Data about app and page elements

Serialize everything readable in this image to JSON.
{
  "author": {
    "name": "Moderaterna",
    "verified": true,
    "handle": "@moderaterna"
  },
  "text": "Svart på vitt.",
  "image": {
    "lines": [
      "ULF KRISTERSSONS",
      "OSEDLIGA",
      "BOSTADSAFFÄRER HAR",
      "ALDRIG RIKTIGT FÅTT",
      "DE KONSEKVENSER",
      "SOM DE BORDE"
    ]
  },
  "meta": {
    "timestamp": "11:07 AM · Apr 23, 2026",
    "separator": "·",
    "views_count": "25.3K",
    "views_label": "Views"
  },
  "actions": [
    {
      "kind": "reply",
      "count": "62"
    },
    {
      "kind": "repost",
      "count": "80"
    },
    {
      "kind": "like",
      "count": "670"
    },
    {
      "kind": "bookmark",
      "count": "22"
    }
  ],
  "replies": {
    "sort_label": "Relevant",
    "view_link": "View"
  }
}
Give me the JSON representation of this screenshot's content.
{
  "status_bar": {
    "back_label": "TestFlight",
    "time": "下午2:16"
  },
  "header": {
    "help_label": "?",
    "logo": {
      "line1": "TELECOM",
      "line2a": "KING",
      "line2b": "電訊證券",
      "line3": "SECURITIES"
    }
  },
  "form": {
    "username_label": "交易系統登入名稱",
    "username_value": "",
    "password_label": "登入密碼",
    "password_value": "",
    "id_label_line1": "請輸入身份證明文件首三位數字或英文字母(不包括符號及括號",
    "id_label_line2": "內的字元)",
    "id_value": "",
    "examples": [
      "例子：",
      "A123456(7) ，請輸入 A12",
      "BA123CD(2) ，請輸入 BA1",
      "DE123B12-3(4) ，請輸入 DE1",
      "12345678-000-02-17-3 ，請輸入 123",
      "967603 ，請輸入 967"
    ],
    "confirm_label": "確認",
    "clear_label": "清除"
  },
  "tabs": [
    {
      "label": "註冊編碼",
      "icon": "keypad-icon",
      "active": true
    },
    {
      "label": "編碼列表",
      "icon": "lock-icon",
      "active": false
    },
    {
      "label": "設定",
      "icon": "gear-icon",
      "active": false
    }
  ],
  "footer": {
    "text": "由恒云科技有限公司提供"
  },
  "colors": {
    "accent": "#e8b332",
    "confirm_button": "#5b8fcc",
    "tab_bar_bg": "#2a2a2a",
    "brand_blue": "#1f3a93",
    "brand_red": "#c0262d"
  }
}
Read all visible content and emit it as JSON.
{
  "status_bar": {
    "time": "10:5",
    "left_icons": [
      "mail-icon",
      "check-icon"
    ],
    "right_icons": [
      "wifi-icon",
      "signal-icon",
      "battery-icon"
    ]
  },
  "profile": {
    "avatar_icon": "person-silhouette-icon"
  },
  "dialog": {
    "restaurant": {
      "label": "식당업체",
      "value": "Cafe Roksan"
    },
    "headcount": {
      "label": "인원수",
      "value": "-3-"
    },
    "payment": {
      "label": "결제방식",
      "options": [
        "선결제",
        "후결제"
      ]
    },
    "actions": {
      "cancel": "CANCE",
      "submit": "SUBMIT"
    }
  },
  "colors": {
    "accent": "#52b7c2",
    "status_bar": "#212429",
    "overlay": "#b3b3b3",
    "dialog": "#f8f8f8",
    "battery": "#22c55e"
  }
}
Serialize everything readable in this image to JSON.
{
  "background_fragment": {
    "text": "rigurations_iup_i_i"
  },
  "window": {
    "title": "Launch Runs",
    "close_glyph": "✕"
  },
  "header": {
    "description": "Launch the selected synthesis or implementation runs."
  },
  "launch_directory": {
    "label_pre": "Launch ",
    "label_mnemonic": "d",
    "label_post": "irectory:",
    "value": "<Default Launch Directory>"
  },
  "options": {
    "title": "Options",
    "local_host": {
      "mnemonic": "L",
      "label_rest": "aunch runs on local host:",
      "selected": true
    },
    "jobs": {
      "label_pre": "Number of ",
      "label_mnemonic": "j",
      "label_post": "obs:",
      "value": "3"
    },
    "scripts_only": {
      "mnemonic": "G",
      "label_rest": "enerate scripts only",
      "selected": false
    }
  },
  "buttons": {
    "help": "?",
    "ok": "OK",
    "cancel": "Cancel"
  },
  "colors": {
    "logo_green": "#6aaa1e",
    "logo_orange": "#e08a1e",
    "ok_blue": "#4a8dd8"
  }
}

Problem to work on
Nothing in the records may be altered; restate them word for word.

Answer area
Serialize everything readable in this image to JSON.
{
  "author": {
    "name": "Moderaterna",
    "verified": true,
    "handle": "@moderaterna"
  },
  "text": "Svart på vitt.",
  "image": {
    "lines": [
      "ULF KRISTERSSONS",
      "OSEDLIGA",
      "BOSTADSAFFÄRER HAR",
      "ALDRIG RIKTIGT FÅTT",
      "DE KONSEKVENSER",
      "SOM DE BORDE"
    ]
  },
  "meta": {
    "timestamp": "11:07 AM · Apr 23, 2026",
    "separator": "·",
    "views_count": "25.3K",
    "views_label": "Views"
  },
  "actions": [
    {
      "kind": "reply",
      "count": "62"
    },
    {
      "kind": "repost",
      "count": "80"
    },
    {
      "kind": "like",
      "count": "670"
    },
    {
      "kind": "bookmark",
      "count": "22"
    }
  ],
  "replies": {
    "sort_label": "Relevant",
    "view_link": "View"
  }
}
Give me the JSON representation of this screenshot's content.
{
  "status_bar": {
    "back_label": "TestFlight",
    "time": "下午2:16"
  },
  "header": {
    "help_label": "?",
    "logo": {
      "line1": "TELECOM",
      "line2a": "KING",
      "line2b": "電訊證券",
      "line3": "SECURITIES"
    }
  },
  "form": {
    "username_label": "交易系統登入名稱",
    "username_value": "",
    "password_label": "登入密碼",
    "password_value": "",
    "id_label_line1": "請輸入身份證明文件首三位數字或英文字母(不包括符號及括號",
    "id_label_line2": "內的字元)",
    "id_value": "",
    "examples": [
      "例子：",
      "A123456(7) ，請輸入 A12",
      "BA123CD(2) ，請輸入 BA1",
      "DE123B12-3(4) ，請輸入 DE1",
      "12345678-000-02-17-3 ，請輸入 123",
      "967603 ，請輸入 967"
    ],
    "confirm_label": "確認",
    "clear_label": "清除"
  },
  "tabs": [
    {
      "label": "註冊編碼",
      "icon": "keypad-icon",
      "active": true
    },
    {
      "label": "編碼列表",
      "icon": "lock-icon",
      "active": false
    },
    {
      "label": "設定",
      "icon": "gear-icon",
      "active": false
    }
  ],
  "footer": {
    "text": "由恒云科技有限公司提供"
  },
  "colors": {
    "accent": "#e8b332",
    "confirm_button": "#5b8fcc",
    "tab_bar_bg": "#2a2a2a",
    "brand_blue": "#1f3a93",
    "brand_red": "#c0262d"
  }
}
Read all visible content and emit it as JSON.
{
  "status_bar": {
    "time": "10:5",
    "left_icons": [
      "mail-icon",
      "check-icon"
    ],
    "right_icons": [
      "wifi-icon",
      "signal-icon",
      "battery-icon"
    ]
  },
  "profile": {
    "avatar_icon": "person-silhouette-icon"
  },
  "dialog": {
    "restaurant": {
      "label": "식당업체",
      "value": "Cafe Roksan"
    },
    "headcount": {
      "label": "인원수",
      "value": "-3-"
    },
    "payment": {
      "label": "결제방식",
      "options": [
        "선결제",
        "후결제"
      ]
    },
    "actions": {
      "cancel": "CANCE",
      "submit": "SUBMIT"
    }
  },
  "colors": {
    "accent": "#52b7c2",
    "status_bar": "#212429",
    "overlay": "#b3b3b3",
    "dialog": "#f8f8f8",
    "battery": "#22c55e"
  }
}
Serialize everything readable in this image to JSON.
{
  "background_fragment": {
    "text": "rigurations_iup_i_i"
  },
  "window": {
    "title": "Launch Runs",
    "close_glyph": "✕"
  },
  "header": {
    "description": "Launch the selected synthesis or implementation runs."
  },
  "launch_directory": {
    "label_pre": "Launch ",
    "label_mnemonic": "d",
    "label_post": "irectory:",
    "value": "<Default Launch Directory>"
  },
  "options": {
    "title": "Options",
    "local_host": {
      "mnemonic": "L",
      "label_rest": "aunch runs on local host:",
      "selected": true
    },
    "jobs": {
      "label_pre": "Number of ",
      "label_mnemonic": "j",
      "label_post": "obs:",
      "value": "3"
    },
    "scripts_only": {
      "mnemonic": "G",
      "label_rest": "enerate scripts only",
      "selected": false
    }
  },
  "buttons": {
    "help": "?",
    "ok": "OK",
    "cancel": "Cancel"
  },
  "colors": {
    "logo_green": "#6aaa1e",
    "logo_orange": "#e08a1e",
    "ok_blue": "#4a8dd8"
  }
}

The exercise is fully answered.